## What to produce
The word "glyph" marks the lines you need; copy each of them from the data.

## The data
----
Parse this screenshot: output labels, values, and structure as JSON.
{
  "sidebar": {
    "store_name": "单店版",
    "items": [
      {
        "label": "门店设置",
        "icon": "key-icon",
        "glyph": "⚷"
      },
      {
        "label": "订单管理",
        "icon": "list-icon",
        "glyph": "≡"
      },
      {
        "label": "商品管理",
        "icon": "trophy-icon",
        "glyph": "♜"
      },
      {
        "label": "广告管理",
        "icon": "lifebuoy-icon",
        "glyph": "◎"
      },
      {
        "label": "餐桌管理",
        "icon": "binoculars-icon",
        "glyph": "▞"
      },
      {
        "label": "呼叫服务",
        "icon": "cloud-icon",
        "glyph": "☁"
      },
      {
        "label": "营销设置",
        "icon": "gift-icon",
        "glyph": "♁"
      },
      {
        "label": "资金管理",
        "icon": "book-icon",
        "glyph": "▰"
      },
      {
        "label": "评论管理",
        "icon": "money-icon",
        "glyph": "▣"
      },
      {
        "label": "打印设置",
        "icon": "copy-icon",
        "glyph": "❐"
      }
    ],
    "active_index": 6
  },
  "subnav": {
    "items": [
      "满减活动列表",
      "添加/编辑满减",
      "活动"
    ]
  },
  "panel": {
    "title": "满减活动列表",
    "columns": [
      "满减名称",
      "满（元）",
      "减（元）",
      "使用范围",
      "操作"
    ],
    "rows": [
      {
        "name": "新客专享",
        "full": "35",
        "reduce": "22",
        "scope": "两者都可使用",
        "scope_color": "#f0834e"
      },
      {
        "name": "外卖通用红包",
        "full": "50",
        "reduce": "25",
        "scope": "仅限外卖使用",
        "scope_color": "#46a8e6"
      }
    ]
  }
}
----
## Exercise result
        "glyph": "⚷"
        "glyph": "≡"
        "glyph": "♜"
        "glyph": "◎"
        "glyph": "▞"
        "glyph": "☁"
        "glyph": "♁"
        "glyph": "▰"
        "glyph": "▣"
        "glyph": "❐"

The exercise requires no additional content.